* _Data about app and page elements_
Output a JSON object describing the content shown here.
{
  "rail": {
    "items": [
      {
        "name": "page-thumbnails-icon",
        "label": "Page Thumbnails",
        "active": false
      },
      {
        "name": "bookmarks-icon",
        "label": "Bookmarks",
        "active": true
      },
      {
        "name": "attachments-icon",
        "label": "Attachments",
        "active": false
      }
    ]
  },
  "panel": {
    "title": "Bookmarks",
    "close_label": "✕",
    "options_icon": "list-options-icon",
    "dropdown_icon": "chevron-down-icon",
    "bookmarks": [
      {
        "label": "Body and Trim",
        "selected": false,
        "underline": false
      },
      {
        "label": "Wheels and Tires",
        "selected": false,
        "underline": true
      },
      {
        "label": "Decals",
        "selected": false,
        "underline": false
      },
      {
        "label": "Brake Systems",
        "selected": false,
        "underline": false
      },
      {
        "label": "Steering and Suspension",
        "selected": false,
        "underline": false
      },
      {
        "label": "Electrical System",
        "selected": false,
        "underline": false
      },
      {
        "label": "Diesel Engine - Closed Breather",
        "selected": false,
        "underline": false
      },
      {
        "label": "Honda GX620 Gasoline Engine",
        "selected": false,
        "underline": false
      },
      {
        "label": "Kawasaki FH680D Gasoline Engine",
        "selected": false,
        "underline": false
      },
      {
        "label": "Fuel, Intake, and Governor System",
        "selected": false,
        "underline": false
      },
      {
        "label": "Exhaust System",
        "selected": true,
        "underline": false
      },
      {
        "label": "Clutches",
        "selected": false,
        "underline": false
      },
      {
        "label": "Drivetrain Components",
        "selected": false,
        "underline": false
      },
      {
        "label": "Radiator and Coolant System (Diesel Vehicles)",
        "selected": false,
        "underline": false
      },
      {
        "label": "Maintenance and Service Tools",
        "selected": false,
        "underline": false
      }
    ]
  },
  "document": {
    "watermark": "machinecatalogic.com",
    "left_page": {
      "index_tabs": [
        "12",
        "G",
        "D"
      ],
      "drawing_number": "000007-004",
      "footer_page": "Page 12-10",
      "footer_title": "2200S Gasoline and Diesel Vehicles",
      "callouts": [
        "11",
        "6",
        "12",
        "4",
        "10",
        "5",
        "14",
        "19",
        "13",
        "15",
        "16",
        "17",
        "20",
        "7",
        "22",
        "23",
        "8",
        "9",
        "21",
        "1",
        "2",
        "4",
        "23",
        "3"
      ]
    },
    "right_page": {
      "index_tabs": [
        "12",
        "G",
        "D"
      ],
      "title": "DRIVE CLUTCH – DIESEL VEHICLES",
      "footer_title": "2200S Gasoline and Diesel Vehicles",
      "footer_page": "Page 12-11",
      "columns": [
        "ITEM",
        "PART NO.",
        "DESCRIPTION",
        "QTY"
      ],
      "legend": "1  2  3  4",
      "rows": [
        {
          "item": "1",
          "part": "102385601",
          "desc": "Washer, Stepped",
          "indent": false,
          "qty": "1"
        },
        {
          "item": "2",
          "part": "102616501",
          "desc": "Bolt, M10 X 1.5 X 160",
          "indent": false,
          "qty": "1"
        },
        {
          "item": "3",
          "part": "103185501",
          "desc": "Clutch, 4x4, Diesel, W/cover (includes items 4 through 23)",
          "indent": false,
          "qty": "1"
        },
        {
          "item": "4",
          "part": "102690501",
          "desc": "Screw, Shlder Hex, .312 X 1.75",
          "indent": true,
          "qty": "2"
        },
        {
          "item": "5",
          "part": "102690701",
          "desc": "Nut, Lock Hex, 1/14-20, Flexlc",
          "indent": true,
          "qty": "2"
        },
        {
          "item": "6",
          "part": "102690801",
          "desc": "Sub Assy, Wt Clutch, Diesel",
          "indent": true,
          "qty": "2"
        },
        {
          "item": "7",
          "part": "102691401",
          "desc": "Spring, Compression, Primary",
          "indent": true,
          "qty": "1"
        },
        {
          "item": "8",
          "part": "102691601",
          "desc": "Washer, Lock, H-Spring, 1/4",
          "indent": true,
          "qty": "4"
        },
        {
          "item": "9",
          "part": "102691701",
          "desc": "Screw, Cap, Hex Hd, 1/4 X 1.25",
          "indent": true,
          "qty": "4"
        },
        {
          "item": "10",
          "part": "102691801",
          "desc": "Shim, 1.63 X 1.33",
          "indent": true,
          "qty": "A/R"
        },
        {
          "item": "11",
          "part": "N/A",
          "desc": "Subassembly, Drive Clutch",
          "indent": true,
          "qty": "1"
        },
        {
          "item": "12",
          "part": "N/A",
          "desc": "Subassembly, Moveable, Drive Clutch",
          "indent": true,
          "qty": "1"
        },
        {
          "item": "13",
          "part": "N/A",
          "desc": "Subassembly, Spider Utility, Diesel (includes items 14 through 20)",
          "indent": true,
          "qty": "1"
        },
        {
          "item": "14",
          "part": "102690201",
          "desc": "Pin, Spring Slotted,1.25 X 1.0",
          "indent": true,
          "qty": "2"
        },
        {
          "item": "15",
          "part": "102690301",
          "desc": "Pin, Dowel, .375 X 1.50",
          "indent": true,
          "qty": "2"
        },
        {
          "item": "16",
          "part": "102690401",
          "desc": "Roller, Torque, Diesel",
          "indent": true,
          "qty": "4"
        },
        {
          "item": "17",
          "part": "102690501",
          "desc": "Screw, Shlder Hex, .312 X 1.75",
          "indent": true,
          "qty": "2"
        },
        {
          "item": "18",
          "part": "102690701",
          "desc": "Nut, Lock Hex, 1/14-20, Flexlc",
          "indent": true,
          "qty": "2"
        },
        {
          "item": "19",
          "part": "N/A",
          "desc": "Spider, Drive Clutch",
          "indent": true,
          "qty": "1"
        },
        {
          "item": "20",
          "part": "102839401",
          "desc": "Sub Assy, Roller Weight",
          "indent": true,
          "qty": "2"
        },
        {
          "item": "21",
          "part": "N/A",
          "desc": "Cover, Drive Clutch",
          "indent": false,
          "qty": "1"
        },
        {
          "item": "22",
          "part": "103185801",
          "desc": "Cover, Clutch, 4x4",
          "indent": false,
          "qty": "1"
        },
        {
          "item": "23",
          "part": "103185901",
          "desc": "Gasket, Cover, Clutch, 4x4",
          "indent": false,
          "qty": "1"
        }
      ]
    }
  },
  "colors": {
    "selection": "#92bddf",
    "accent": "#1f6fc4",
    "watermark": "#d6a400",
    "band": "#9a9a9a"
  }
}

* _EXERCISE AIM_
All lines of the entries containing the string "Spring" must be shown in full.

* _OUTPUT OF THE TASK_
          "desc": "Spring, Compression, Primary",
          "desc": "Washer, Lock, H-Spring, 1/4",
          "desc": "Pin, Spring Slotted,1.25 X 1.0",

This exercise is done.